Stored items from a collection:
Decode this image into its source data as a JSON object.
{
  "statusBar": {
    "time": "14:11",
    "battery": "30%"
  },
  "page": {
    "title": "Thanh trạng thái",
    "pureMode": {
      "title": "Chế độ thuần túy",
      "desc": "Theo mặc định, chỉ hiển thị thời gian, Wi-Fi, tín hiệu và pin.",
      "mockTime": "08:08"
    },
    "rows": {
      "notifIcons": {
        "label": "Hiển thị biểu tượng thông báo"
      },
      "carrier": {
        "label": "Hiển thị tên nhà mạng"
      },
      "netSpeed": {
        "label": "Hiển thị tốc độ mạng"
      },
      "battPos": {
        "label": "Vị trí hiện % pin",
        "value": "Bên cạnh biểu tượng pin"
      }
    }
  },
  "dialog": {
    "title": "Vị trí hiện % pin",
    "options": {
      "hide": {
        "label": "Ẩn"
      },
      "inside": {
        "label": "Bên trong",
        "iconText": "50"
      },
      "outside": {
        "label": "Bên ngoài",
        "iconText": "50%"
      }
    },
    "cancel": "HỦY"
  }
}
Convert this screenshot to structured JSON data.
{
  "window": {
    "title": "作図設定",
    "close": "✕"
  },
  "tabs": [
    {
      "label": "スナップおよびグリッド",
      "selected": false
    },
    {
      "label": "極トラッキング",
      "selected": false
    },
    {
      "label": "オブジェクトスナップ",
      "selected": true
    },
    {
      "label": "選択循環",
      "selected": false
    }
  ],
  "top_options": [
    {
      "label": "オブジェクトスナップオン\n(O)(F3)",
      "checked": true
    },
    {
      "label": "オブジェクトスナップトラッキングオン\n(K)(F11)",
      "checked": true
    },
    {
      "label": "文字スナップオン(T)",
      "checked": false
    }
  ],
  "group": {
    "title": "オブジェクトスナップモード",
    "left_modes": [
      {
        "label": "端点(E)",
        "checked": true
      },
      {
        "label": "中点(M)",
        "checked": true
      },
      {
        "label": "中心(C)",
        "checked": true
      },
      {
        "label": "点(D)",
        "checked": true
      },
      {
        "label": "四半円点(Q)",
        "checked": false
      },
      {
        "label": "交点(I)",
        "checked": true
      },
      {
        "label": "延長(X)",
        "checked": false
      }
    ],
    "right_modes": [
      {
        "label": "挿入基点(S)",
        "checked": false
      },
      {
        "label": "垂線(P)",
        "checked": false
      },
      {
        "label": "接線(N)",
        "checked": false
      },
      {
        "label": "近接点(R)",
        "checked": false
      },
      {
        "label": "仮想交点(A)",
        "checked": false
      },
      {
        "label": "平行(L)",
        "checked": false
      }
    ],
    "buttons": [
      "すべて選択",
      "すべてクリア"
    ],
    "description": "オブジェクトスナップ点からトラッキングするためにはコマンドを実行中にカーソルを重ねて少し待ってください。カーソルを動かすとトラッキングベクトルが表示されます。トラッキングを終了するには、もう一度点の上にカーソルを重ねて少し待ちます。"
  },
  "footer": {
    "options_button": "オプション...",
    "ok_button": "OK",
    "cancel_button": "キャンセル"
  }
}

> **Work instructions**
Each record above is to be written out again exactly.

> **Exercise solution**
Decode this image into its source data as a JSON object.
{
  "statusBar": {
    "time": "14:11",
    "battery": "30%"
  },
  "page": {
    "title": "Thanh trạng thái",
    "pureMode": {
      "title": "Chế độ thuần túy",
      "desc": "Theo mặc định, chỉ hiển thị thời gian, Wi-Fi, tín hiệu và pin.",
      "mockTime": "08:08"
    },
    "rows": {
      "notifIcons": {
        "label": "Hiển thị biểu tượng thông báo"
      },
      "carrier": {
        "label": "Hiển thị tên nhà mạng"
      },
      "netSpeed": {
        "label": "Hiển thị tốc độ mạng"
      },
      "battPos": {
        "label": "Vị trí hiện % pin",
        "value": "Bên cạnh biểu tượng pin"
      }
    }
  },
  "dialog": {
    "title": "Vị trí hiện % pin",
    "options": {
      "hide": {
        "label": "Ẩn"
      },
      "inside": {
        "label": "Bên trong",
        "iconText": "50"
      },
      "outside": {
        "label": "Bên ngoài",
        "iconText": "50%"
      }
    },
    "cancel": "HỦY"
  }
}
Convert this screenshot to structured JSON data.
{
  "window": {
    "title": "作図設定",
    "close": "✕"
  },
  "tabs": [
    {
      "label": "スナップおよびグリッド",
      "selected": false
    },
    {
      "label": "極トラッキング",
      "selected": false
    },
    {
      "label": "オブジェクトスナップ",
      "selected": true
    },
    {
      "label": "選択循環",
      "selected": false
    }
  ],
  "top_options": [
    {
      "label": "オブジェクトスナップオン\n(O)(F3)",
      "checked": true
    },
    {
      "label": "オブジェクトスナップトラッキングオン\n(K)(F11)",
      "checked": true
    },
    {
      "label": "文字スナップオン(T)",
      "checked": false
    }
  ],
  "group": {
    "title": "オブジェクトスナップモード",
    "left_modes": [
      {
        "label": "端点(E)",
        "checked": true
      },
      {
        "label": "中点(M)",
        "checked": true
      },
      {
        "label": "中心(C)",
        "checked": true
      },
      {
        "label": "点(D)",
        "checked": true
      },
      {
        "label": "四半円点(Q)",
        "checked": false
      },
      {
        "label": "交点(I)",
        "checked": true
      },
      {
        "label": "延長(X)",
        "checked": false
      }
    ],
    "right_modes": [
      {
        "label": "挿入基点(S)",
        "checked": false
      },
      {
        "label": "垂線(P)",
        "checked": false
      },
      {
        "label": "接線(N)",
        "checked": false
      },
      {
        "label": "近接点(R)",
        "checked": false
      },
      {
        "label": "仮想交点(A)",
        "checked": false
      },
      {
        "label": "平行(L)",
        "checked": false
      }
    ],
    "buttons": [
      "すべて選択",
      "すべてクリア"
    ],
    "description": "オブジェクトスナップ点からトラッキングするためにはコマンドを実行中にカーソルを重ねて少し待ってください。カーソルを動かすとトラッキングベクトルが表示されます。トラッキングを終了するには、もう一度点の上にカーソルを重ねて少し待ちます。"
  },
  "footer": {
    "options_button": "オプション...",
    "ok_button": "OK",
    "cancel_button": "キャンセル"
  }
}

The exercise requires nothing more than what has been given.